Before coming to Shedd, Inoue was a research scientist at Texas A&M Natural Resources Institute, where he used genetic analyses to assess conservation status of freshwater mussels in Texas. Prior to that, he was a postdoctoral researcher at the Technical University of Munich, Germany, where he worked on European freshwater mussels and fishes.

Inoue is a member of Freshwater Mollusk Conservation Society and serves on a genetic committee. He earned a Ph.D. in zoology from Miami University. He received an M.S. in environmental sciences and a B.S. in wildlife ecology and management from Arkansas State University.

See Publications


A new species of freshwater mussel in the genus Popenaias Frierson, 1927, from the Gulf coastal rivers of central Mexico (Bivalvia: Unionida: Unionidae) with comments on the genus

Inoue, K., Cummings, K. S., Tiemann, J. S., Miller, T. D., Johnson, N. A., Smith, C. H., & Randklev, C.R. (2020) A new species of freshwater mussel in the genus Popenaias Frierson, 1927, from the Gulf coastal rivers of central Mexico (Bivalvia: Unionida: Unionidae) with comments on the genus. Zootaxa, 4816(4), 457–490. https://doi.org/10.11646/zootaxa.4816.4.3

A comprehensive approach uncovers hidden diversity in freshwater mussels (Bivalvia: Unionidae) with the description of a novel species

Inoue, K., Harris, J. L., Robertson, C. R., Johnson, N. A., & Randklev, C. R. (2020). A comprehensive approach uncovers hidden diversity in freshwater mussels (Bivalvia: Unionidae) with the description of a novel species. Cladistics, 36(1), 88–113. https://doi.org/10.1111/cla.12386

Use of species delimitation approaches to assess biodiversity in freshwater planaria (Platyhelminthes, Tricladida) from desert springs

Inoue, K., Pohl, A. L., Sei, M., Lang, B. K., & Berg, D. J. (2020). Use of species delimitation approaches to assess biodiversity in freshwater planaria (Platyhelminthes, Tricladida) from desert springs. Aquatic Conservation: Marine and Freshwater Ecosystems, 30(2), 209–218. https://doi.org/10.1002/aqc.3273

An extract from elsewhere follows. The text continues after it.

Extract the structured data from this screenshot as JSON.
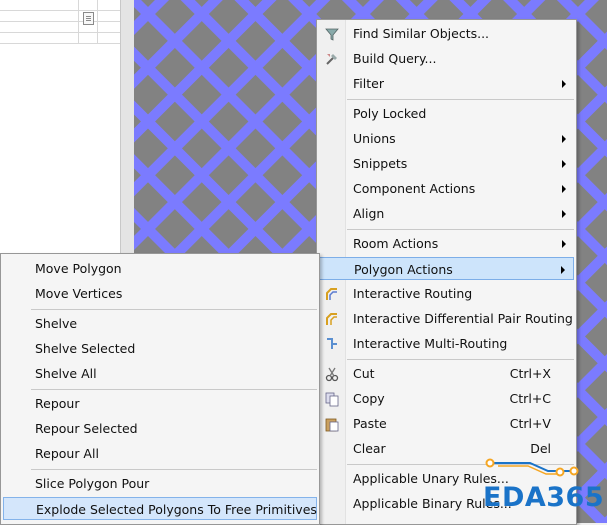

Status of freshwater mussels (Unionidae) of the Río Conchos basin, Chihuahua, Mexico

Tiemann JS, Inoue K, Rodríguez-Pineda JA, Hart M, Cummings KS, Naranjo-García E, Randklev CR. (2019) Status of freshwater mussels (Unionidae) of the Río Conchos basin, Chihuahua, Mexico. Southwestern Naturalist, 64, 180–186. DOI:10.1894/0038-4909-64.3-4.180